Not a shocking departure after Dunbar asked to be moved. The 27-year-old Dunbar is coming off his finest campaign -- grading out as the game's third best corner, per PFF -- and offers the Seahawks a versatile cover man who can play inside and out. Coach Pete Carroll finds a way to get the most out of young cornerbacks and has another promising project on his hands. Good luck spinning this in Washington's favor.
Ravens trade tight end Hayden Hurst to the Falcons
The Falcons wasted no time filling the void left by Austin Hooper's departure to Cleveland. Hurst's 30 grabs a year ago trailed fellow tight ends Mark Andrews (64) and Nick Boyle (31) on the Ravens' roster, which is notable considering Hurst, a first-rounder, was drafted two rounds ahead of Andrews in 2018. Baltimore netted solid value for its third tight end, while Atlanta is hoping for a Hurst breakout in his age-27 campaign. There's no guarantee he's an upgrade over the evolving Hooper.
Jaguars trade cornerback A.J. Bouye to the Broncos
Jacksonville moving Bouye has everything to do with the team's previously mentioned roster-gutting salary dump. With Chris Harris Jr. heading out the door, Denver adds a 28-year-old corner coming off a down year. It's up to Broncos coach and defensive guru Vic Fangio to return Bouye to his Pro Bowl heights of 2017.
Panthers trade guard Trai Turner to the Chargers
Another team signaling a massive rebuild, the Panthers dumped Turner's $12.8 million cap hit in 2020, which was set to climb to $15.39 million in 2021. In turn, Carolina landed Okung, a 32-year-old two-time Pro Bowl bookend coming off an injury-plagued season that limited the tackle to just six starts. Okung likely thought he'd spend the final year of his contract protecting Cam Newton, but more churn in Carolina has Teddy Bridgewater in place to start Week 1. With plenty of quarterback questions of their own, the Bolts nabbed the better long-term prize. Turner is six years younger, a five-time Pro Bowler and the immediate new anchor of L.A.'s front five.

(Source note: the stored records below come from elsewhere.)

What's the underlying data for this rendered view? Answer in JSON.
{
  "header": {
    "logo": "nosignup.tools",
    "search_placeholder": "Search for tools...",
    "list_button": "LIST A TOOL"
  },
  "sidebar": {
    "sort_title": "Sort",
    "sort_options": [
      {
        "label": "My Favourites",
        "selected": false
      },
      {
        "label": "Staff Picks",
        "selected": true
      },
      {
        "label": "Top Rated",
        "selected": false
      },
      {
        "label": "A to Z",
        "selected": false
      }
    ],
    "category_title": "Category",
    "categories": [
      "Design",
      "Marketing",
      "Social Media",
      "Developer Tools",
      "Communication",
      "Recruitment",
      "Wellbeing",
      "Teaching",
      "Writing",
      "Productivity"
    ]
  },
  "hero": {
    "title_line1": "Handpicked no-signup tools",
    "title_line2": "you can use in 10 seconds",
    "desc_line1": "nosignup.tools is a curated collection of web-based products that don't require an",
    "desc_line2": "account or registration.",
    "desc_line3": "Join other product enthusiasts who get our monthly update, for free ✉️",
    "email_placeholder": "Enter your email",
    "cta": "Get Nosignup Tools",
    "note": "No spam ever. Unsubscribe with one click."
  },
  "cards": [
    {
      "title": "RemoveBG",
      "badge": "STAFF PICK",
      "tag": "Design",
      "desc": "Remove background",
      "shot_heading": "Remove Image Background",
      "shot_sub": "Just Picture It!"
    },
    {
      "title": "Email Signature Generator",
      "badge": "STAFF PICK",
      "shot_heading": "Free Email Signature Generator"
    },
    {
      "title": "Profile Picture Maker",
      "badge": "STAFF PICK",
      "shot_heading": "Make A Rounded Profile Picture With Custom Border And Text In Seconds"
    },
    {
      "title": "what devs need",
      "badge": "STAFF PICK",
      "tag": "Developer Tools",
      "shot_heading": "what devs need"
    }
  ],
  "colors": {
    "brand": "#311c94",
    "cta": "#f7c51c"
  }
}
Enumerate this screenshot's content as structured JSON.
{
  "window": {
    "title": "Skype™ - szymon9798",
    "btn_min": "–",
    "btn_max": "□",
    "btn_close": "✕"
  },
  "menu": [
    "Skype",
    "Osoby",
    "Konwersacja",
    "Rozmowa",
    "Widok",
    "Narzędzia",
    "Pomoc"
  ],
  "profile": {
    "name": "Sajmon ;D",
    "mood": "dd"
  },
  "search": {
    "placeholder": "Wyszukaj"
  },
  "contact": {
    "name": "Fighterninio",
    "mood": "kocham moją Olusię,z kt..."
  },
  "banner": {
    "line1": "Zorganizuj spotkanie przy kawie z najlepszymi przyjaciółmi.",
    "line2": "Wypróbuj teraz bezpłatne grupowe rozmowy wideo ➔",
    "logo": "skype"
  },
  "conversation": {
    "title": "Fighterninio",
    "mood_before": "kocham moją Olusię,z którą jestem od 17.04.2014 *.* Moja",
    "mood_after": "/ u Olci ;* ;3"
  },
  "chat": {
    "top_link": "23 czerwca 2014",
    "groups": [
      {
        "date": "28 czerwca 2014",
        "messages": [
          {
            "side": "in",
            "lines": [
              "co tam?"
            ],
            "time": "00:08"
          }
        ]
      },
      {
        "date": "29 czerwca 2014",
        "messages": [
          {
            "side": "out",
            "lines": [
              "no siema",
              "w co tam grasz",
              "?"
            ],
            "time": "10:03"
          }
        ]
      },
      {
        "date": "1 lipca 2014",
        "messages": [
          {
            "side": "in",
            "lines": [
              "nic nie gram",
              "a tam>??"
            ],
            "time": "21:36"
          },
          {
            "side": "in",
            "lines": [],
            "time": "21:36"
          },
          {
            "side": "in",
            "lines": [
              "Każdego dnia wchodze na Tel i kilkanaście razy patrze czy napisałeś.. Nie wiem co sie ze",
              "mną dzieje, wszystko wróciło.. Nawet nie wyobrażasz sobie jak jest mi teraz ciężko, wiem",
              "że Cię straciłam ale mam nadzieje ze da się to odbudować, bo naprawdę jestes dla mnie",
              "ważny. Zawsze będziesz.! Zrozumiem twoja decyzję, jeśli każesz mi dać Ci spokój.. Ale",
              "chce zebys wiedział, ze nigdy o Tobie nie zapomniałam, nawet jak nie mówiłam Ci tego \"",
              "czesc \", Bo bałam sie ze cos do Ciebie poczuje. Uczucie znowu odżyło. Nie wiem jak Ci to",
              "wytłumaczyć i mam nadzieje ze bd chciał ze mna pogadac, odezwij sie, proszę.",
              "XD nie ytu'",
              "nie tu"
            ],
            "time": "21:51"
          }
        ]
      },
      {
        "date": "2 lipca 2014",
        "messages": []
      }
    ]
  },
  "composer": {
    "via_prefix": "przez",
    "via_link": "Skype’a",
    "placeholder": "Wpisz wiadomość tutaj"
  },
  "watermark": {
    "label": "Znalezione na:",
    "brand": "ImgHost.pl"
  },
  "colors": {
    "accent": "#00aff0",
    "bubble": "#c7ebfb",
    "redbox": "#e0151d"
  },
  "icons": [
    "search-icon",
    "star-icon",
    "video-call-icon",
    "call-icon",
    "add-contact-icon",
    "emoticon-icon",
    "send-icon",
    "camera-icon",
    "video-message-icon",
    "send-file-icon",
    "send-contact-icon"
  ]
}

Patriots trade cornerback Duron Harmon to the Lions
Patricia and the Lions have built a cottage industry on padding Detroit's defense with former Patriots, signing Danny Shelton and Jamie Collins and swapping for Duron Harmon. The cover man knows the scheme and Patricia knows Harmon, who should see plenty of time in nickel sets if not as a starter. This does little to mask the loss of Slay.